New blue plaque commemorates ground breaking Plymouth surgeon

New blue plaque commemorates ground breaking Plymouth surgeon

3 April 2024

A new blue plaque honouring a pioneering Plymouth surgeon and the first person to coin the term ‘vaccination’ has been unveiled in Devonport.

Dr Richard Dunning was born in Plymouth in 1761. He married his wife Anne at Stoke Damerel Parish Church in April 1785. They went on to have a son, also called Richard, and a daughter named Jane.

His plaque is located outside 8 Albemarle Villas, just off Paradise Road where he lived during the latter part of his life. The plaque was proposed by the Plymouth Medical Society which awards the ‘Richard Dunning Cup’ in his honour each year.

Dunning was one of the founder members of the Plymouth Medical Society and was living in Dock (now Devonport) at the time it was established.

He’d been interested in cowpox since the early 1800s and had been following the work of Edward Jenner (1749-1823), a well-known physician and scientist. Jenner had published a paper detailing his experience with farmers who had suffered blisters on their hands from milking cows affected by ‘the pox’, but who’d then turned out to be immune from the much more dangerous smallpox virus.
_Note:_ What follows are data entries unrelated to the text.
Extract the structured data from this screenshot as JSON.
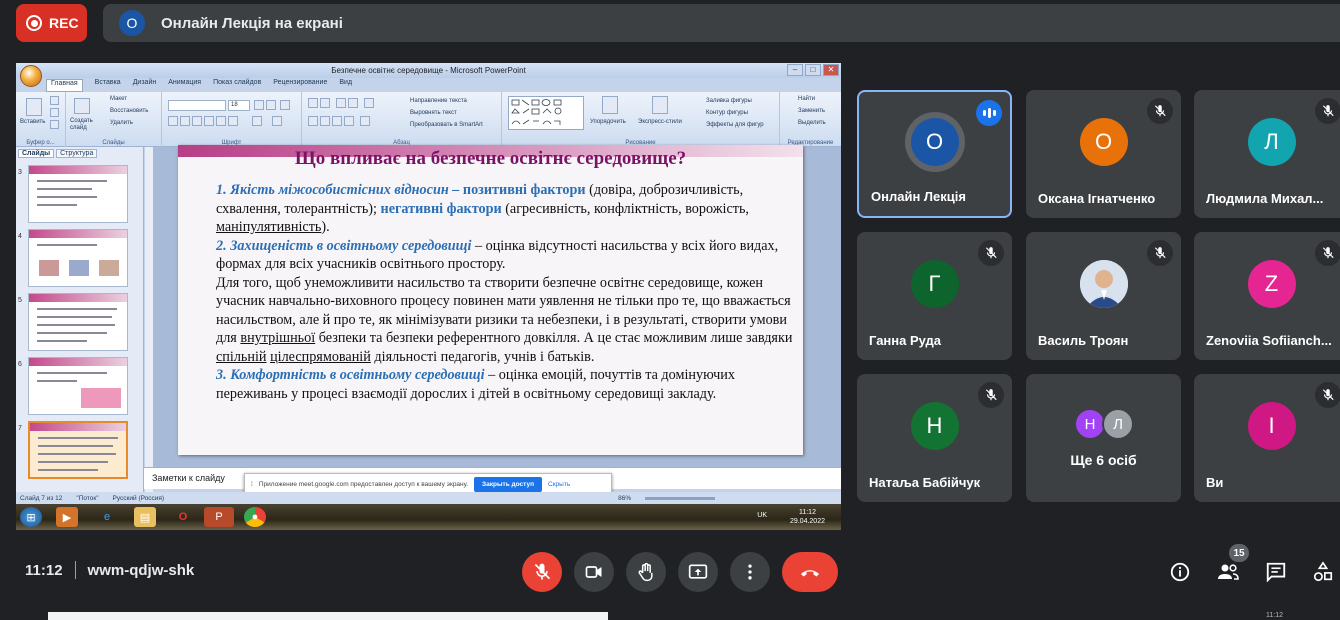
{
  "rec_label": "REC",
  "presenting": {
    "avatar_letter": "O",
    "title": "Онлайн Лекція на екрані"
  },
  "powerpoint": {
    "window_title": "Безпечне освітнє середовище - Microsoft PowerPoint",
    "tabs": [
      "Главная",
      "Вставка",
      "Дизайн",
      "Анимация",
      "Показ слайдов",
      "Рецензирование",
      "Вид"
    ],
    "groups": {
      "clipboard": {
        "caption": "Буфер о...",
        "paste": "Вставить"
      },
      "slides": {
        "caption": "Слайды",
        "create": "Создать слайд",
        "layout": "Макет",
        "reset": "Восстановить",
        "delete": "Удалить"
      },
      "font": {
        "caption": "Шрифт",
        "size": "18"
      },
      "paragraph": {
        "caption": "Абзац",
        "text_dir": "Направление текста",
        "align": "Выровнять текст",
        "smartart": "Преобразовать в SmartArt"
      },
      "drawing": {
        "caption": "Рисование",
        "arrange": "Упорядочить",
        "styles": "Экспресс-стили",
        "fill": "Заливка фигуры",
        "outline": "Контур фигуры",
        "effects": "Эффекты для фигур"
      },
      "editing": {
        "caption": "Редактирование",
        "find": "Найти",
        "replace": "Заменить",
        "select": "Выделить"
      }
    },
    "pane_tabs": [
      "Слайды",
      "Структура"
    ],
    "thumbnails": [
      {
        "num": "3",
        "selected": false
      },
      {
        "num": "4",
        "selected": false
      },
      {
        "num": "5",
        "selected": false
      },
      {
        "num": "6",
        "selected": false
      },
      {
        "num": "7",
        "selected": true
      }
    ],
    "slide": {
      "title": "Що впливає на безпечне освітнє середовище?",
      "p1_head": "1. Якість міжособистісних відносин – ",
      "p1_pos": "позитивні фактори",
      "p1_a": " (довіра, доброзичливість, схвалення, толерантність); ",
      "p1_neg": "негативні фактори",
      "p1_b": " (агресивність, конфліктність, ворожість, ",
      "p1_u": "маніпулятивність",
      "p1_c": ").",
      "p2_head": "2. Захищеність в освітньому середовищі",
      "p2_a": " – оцінка відсутності насильства у всіх його видах, формах для всіх учасників освітнього простору.",
      "p2_b": "Для того, щоб унеможливити насильство та створити безпечне освітнє середовище, кожен учасник навчально-виховного процесу повинен мати уявлення не тільки про те, що вважається насильством, але й про те, як мінімізувати ризики та небезпеки, і в результаті, створити умови для ",
      "p2_u1": "внутрішньої",
      "p2_c": " безпеки та безпеки референтного довкілля. А це стає можливим лише завдяки ",
      "p2_u2": "спільній",
      "p2_sp": " ",
      "p2_u3": "цілеспрямованій",
      "p2_d": " діяльності педагогів, учнів і батьків.",
      "p3_head": "3. Комфортність в освітньому середовищі",
      "p3_a": " – оцінка емоцій, почуттів та домінуючих переживань у процесі взаємодії дорослих і дітей в освітньому середовищі закладу."
    },
    "notes_placeholder": "Заметки к слайду",
    "share_notice": {
      "text": "Приложение meet.google.com предоставлен доступ к вашему экрану.",
      "stop": "Закрыть доступ",
      "hide": "Скрыть"
    },
    "status": {
      "slide": "Слайд 7 из 12",
      "theme": "\"Поток\"",
      "lang": "Русский (Россия)",
      "zoom": "86%"
    },
    "taskbar": {
      "lang": "UK",
      "time": "11:12",
      "date": "29.04.2022"
    }
  },
  "tiles": [
    {
      "name": "Онлайн Лекція",
      "letter": "O",
      "color": "#1a56a5",
      "speaking": true
    },
    {
      "name": "Оксана Ігнатченко",
      "letter": "О",
      "color": "#e8710a",
      "speaking": false
    },
    {
      "name": "Людмила Михал...",
      "letter": "Л",
      "color": "#12a4af",
      "speaking": false
    },
    {
      "name": "Ганна Руда",
      "letter": "Г",
      "color": "#0d652d",
      "speaking": false
    },
    {
      "name": "Василь Троян",
      "letter": "",
      "color": "#c6d4e6",
      "speaking": false
    },
    {
      "name": "Zenoviia Sofiianch...",
      "letter": "Z",
      "color": "#e52592",
      "speaking": false
    },
    {
      "name": "Натаља Бабійчук",
      "letter": "Н",
      "color": "#137333",
      "speaking": false
    },
    {
      "name": "Ще 6 осіб",
      "letter": "",
      "color": "",
      "speaking": false
    },
    {
      "name": "Ви",
      "letter": "І",
      "color": "#d01884",
      "speaking": false
    }
  ],
  "more_avatars": [
    "Н",
    "Л"
  ],
  "meeting": {
    "time": "11:12",
    "code": "wwm-qdjw-shk"
  },
  "participants_count": "15",
  "colors": {
    "end_call": "#ea4335",
    "accent": "#8ab4f8",
    "brand_blue": "#1a73e8"
  }
}
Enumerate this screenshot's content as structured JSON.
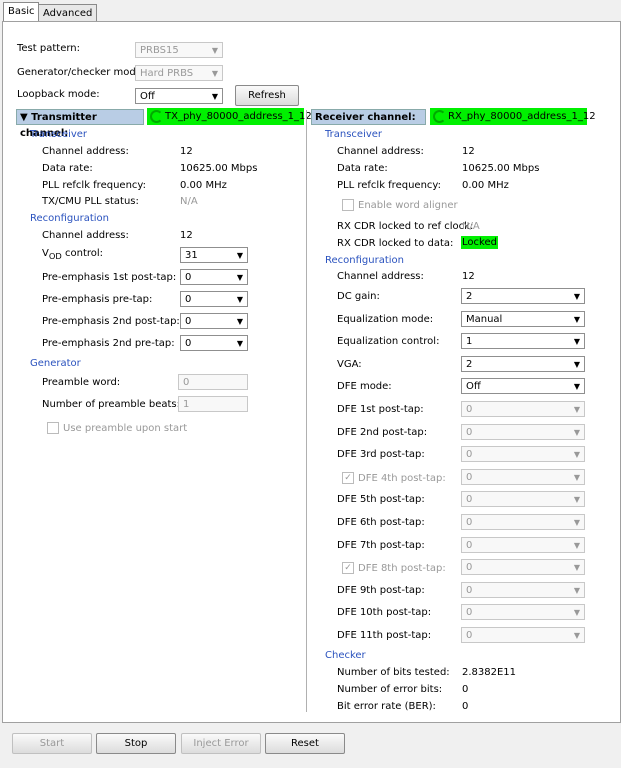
{
  "tabs": [
    "Basic",
    "Advanced"
  ],
  "top": {
    "test_pattern_label": "Test pattern:",
    "test_pattern": "PRBS15",
    "gen_mode_label": "Generator/checker mode:",
    "gen_mode": "Hard PRBS",
    "loopback_label": "Loopback mode:",
    "loopback": "Off",
    "refresh": "Refresh"
  },
  "tx": {
    "header": "Transmitter channel:",
    "channel": "TX_phy_80000_address_1_12",
    "transceiver": "Transceiver",
    "channel_address_label": "Channel address:",
    "channel_address": "12",
    "data_rate_label": "Data rate:",
    "data_rate": "10625.00 Mbps",
    "pll_label": "PLL refclk frequency:",
    "pll": "0.00 MHz",
    "cmu_label": "TX/CMU PLL status:",
    "cmu": "N/A",
    "reconfiguration": "Reconfiguration",
    "rc_channel_label": "Channel address:",
    "rc_channel": "12",
    "vod_label_v": "V",
    "vod_label_sub": "OD",
    "vod_label_rest": " control:",
    "vod": "31",
    "pe1_label": "Pre-emphasis 1st post-tap:",
    "pe1": "0",
    "pep_label": "Pre-emphasis pre-tap:",
    "pep": "0",
    "pe2_label": "Pre-emphasis 2nd post-tap:",
    "pe2": "0",
    "pe2p_label": "Pre-emphasis 2nd pre-tap:",
    "pe2p": "0",
    "generator": "Generator",
    "preamble_label": "Preamble word:",
    "preamble": "0",
    "beats_label": "Number of preamble beats:",
    "beats": "1",
    "use_preamble": "Use preamble upon start"
  },
  "rx": {
    "header": "Receiver channel:",
    "channel": "RX_phy_80000_address_1_12",
    "transceiver": "Transceiver",
    "channel_address_label": "Channel address:",
    "channel_address": "12",
    "data_rate_label": "Data rate:",
    "data_rate": "10625.00 Mbps",
    "pll_label": "PLL refclk frequency:",
    "pll": "0.00 MHz",
    "word_aligner": "Enable word aligner",
    "cdr_ref_label": "RX CDR locked to ref clock:",
    "cdr_ref": "N/A",
    "cdr_data_label": "RX CDR locked to data:",
    "cdr_data": "Locked",
    "reconfiguration": "Reconfiguration",
    "rc_channel_label": "Channel address:",
    "rc_channel": "12",
    "controls": [
      {
        "label": "DC gain:",
        "value": "2",
        "enabled": true
      },
      {
        "label": "Equalization mode:",
        "value": "Manual",
        "enabled": true
      },
      {
        "label": "Equalization control:",
        "value": "1",
        "enabled": true
      },
      {
        "label": "VGA:",
        "value": "2",
        "enabled": true
      },
      {
        "label": "DFE mode:",
        "value": "Off",
        "enabled": true
      },
      {
        "label": "DFE 1st post-tap:",
        "value": "0",
        "enabled": false
      },
      {
        "label": "DFE 2nd post-tap:",
        "value": "0",
        "enabled": false
      },
      {
        "label": "DFE 3rd post-tap:",
        "value": "0",
        "enabled": false
      },
      {
        "label": "DFE 4th post-tap:",
        "value": "0",
        "enabled": false,
        "checkbox": true
      },
      {
        "label": "DFE 5th post-tap:",
        "value": "0",
        "enabled": false
      },
      {
        "label": "DFE 6th post-tap:",
        "value": "0",
        "enabled": false
      },
      {
        "label": "DFE 7th post-tap:",
        "value": "0",
        "enabled": false
      },
      {
        "label": "DFE 8th post-tap:",
        "value": "0",
        "enabled": false,
        "checkbox": true
      },
      {
        "label": "DFE 9th post-tap:",
        "value": "0",
        "enabled": false
      },
      {
        "label": "DFE 10th post-tap:",
        "value": "0",
        "enabled": false
      },
      {
        "label": "DFE 11th post-tap:",
        "value": "0",
        "enabled": false
      }
    ],
    "checker": "Checker",
    "bits_label": "Number of bits tested:",
    "bits": "2.8382E11",
    "err_label": "Number of error bits:",
    "err": "0",
    "ber_label": "Bit error rate (BER):",
    "ber": "0"
  },
  "buttons": {
    "start": "Start",
    "stop": "Stop",
    "inject": "Inject Error",
    "reset": "Reset"
  }
}
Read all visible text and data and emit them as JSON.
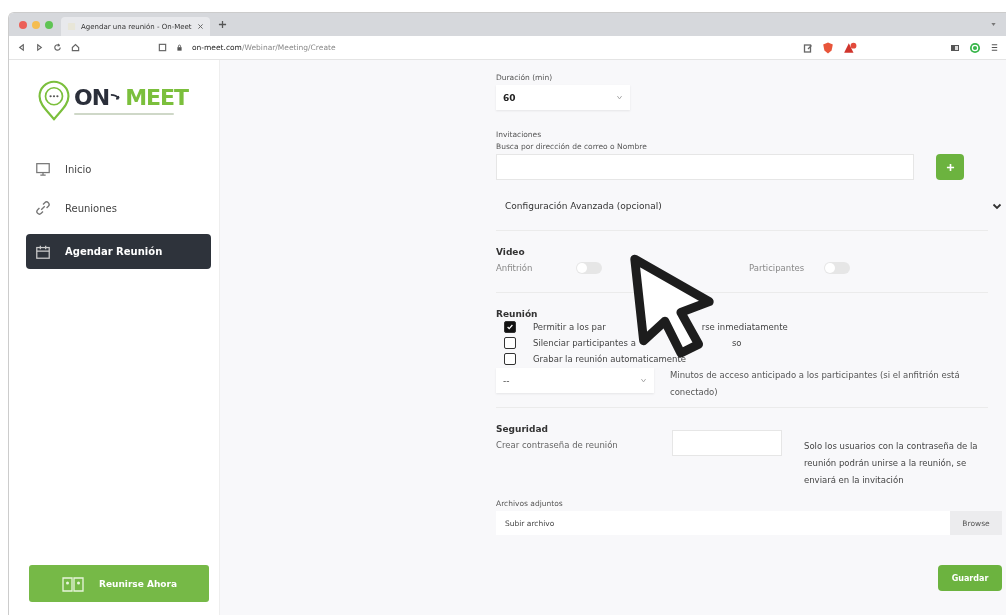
{
  "browser": {
    "tab_title": "Agendar una reunión - On-Meet",
    "url_host": "on-meet.com",
    "url_path": "/Webinar/Meeting/Create"
  },
  "sidebar": {
    "logo": {
      "part_1": "ON",
      "part_2": "MEET"
    },
    "items": [
      {
        "label": "Inicio",
        "selected": false
      },
      {
        "label": "Reuniones",
        "selected": false
      },
      {
        "label": "Agendar Reunión",
        "selected": true
      }
    ],
    "join_button": "Reunirse Ahora"
  },
  "form": {
    "duration": {
      "label": "Duración (min)",
      "value": "60"
    },
    "invitations": {
      "label": "Invitaciones",
      "hint": "Busca por dirección de correo o Nombre"
    },
    "advanced": {
      "label": "Configuración Avanzada (opcional)",
      "expanded": false
    },
    "video": {
      "title": "Video",
      "toggles": [
        {
          "label": "Anfitrión",
          "on": false
        },
        {
          "label": "Participantes",
          "on": false
        }
      ]
    },
    "meeting": {
      "title": "Reunión",
      "options": [
        {
          "parts": [
            "Permitir a los par",
            "rse inmediatamente"
          ],
          "checked": true
        },
        {
          "parts": [
            "Silenciar participantes a",
            "so"
          ],
          "checked": false
        },
        {
          "parts": [
            "Grabar la reunión automaticamente"
          ],
          "checked": false
        }
      ],
      "early_access": {
        "value": "--",
        "label": "Minutos de acceso anticipado a los participantes (si el anfitrión está conectado)"
      }
    },
    "security": {
      "title": "Seguridad",
      "password_label": "Crear contraseña de reunión",
      "note": "Solo los usuarios con la contraseña de la reunión podrán unirse a la reunión, se enviará en la invitación"
    },
    "attachments": {
      "label": "Archivos adjuntos",
      "placeholder": "Subir archivo",
      "browse": "Browse"
    },
    "save_button": "Guardar"
  }
}
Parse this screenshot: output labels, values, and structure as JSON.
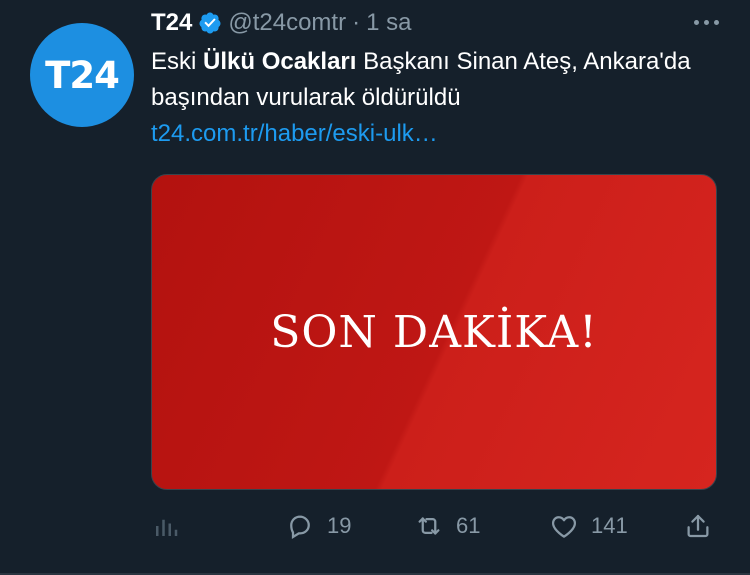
{
  "tweet": {
    "avatar_text": "T24",
    "name": "T24",
    "handle": "@t24comtr",
    "separator": "·",
    "time": "1 sa",
    "text_pre": "Eski ",
    "text_bold": "Ülkü Ocakları",
    "text_post": " Başkanı Sinan Ateş, Ankara'da başından vurularak öldürüldü",
    "link": "t24.com.tr/haber/eski-ulk…",
    "media_text": "SON DAKİKA!"
  },
  "actions": {
    "replies": "19",
    "retweets": "61",
    "likes": "141"
  },
  "colors": {
    "background": "#15202b",
    "accent": "#1d9bf0",
    "muted": "#8899a6",
    "avatar": "#1d8fe1",
    "media_red": "#c81b17"
  }
}
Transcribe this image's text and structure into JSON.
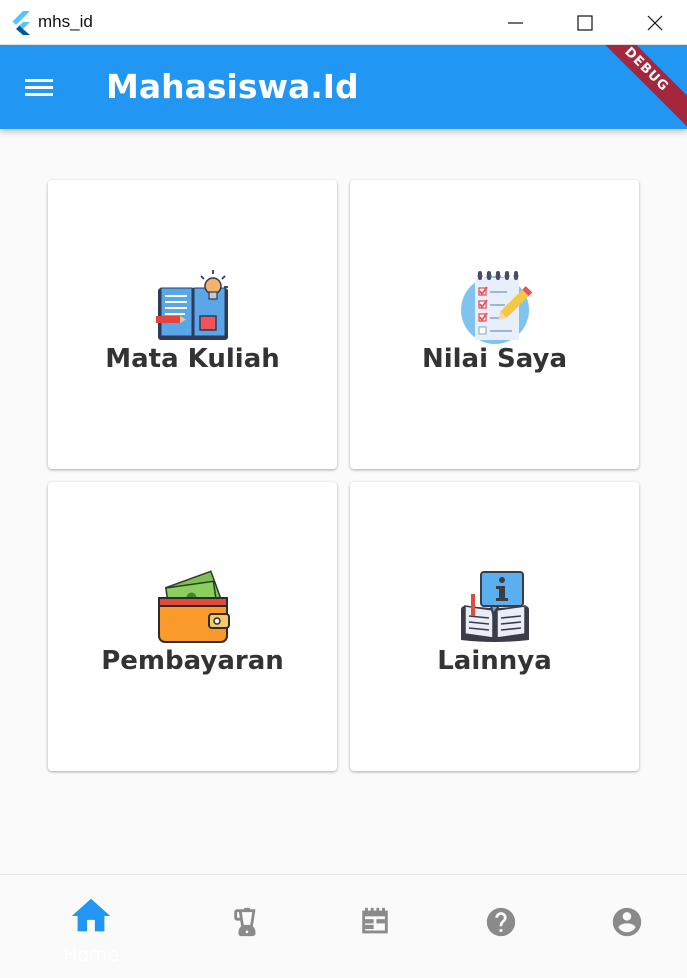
{
  "window": {
    "title": "mhs_id"
  },
  "appbar": {
    "title": "Mahasiswa.Id",
    "debug_label": "DEBUG",
    "color": "#2196f3"
  },
  "menu": [
    {
      "label": "Mata Kuliah",
      "icon": "book-lightbulb-icon"
    },
    {
      "label": "Nilai Saya",
      "icon": "checklist-notepad-icon"
    },
    {
      "label": "Pembayaran",
      "icon": "wallet-money-icon"
    },
    {
      "label": "Lainnya",
      "icon": "info-book-icon"
    }
  ],
  "bottom_nav": {
    "items": [
      {
        "label": "Home",
        "icon": "home-icon",
        "active": true
      },
      {
        "label": "",
        "icon": "blender-icon"
      },
      {
        "label": "",
        "icon": "calendar-table-icon"
      },
      {
        "label": "",
        "icon": "help-icon"
      },
      {
        "label": "",
        "icon": "account-icon"
      }
    ],
    "active_color": "#2196f3",
    "inactive_color": "#8a8a8a"
  }
}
Steve Conway, Collections Manager at The Box, Tony Barnard from Stoke Damerel Parish Church, Jonathan Unsworth-White president of the Plymouth Medical Society, Alan Barclay, Collections Assistant at The Box and Dr Sarah Murray, Plymouth Medical Society

At the time, smallpox was a highly infectious disease that caused around 10% of deaths across the world. Jenner collected serum from some of the blisters and used it to inoculate a number of his patients, producing what he believed to be total immunity.

Dunning followed suit. His first case was a child in Devonport who he successfully inoculated using serum from a dairymaid in Eggbuckland. He used the term ‘vaccination’ to describe the process. The word comes from ‘vaccinia’ (the Latin term for cowpox), which in turn is derived from ‘vacca’ (the Latin word for cow).

Dunning was in regular communication with Jenner, who recognised his work and his use of the word ‘vaccination’. He announced it in London at a meeting of the Royal Jennerian Society, the organisation that had been set up to promote the eradication of smallpox.

Dr Sarah Murray, Plymouth Medical Society said:

Smallpox was once so harmful but has now been effectively eradicated and it’s the work of people like Edward Jenner and Plymouth’s Dr Richard Dunning that helped make it possible. After everything the world has been through over the last few years, and the importance of vaccination in the fight against COVID-19, it’s fantastic to be able to commemorate Dunning’s work with a distinctive blue plaque that highlights the contribution he made to both his local community and to global medicine.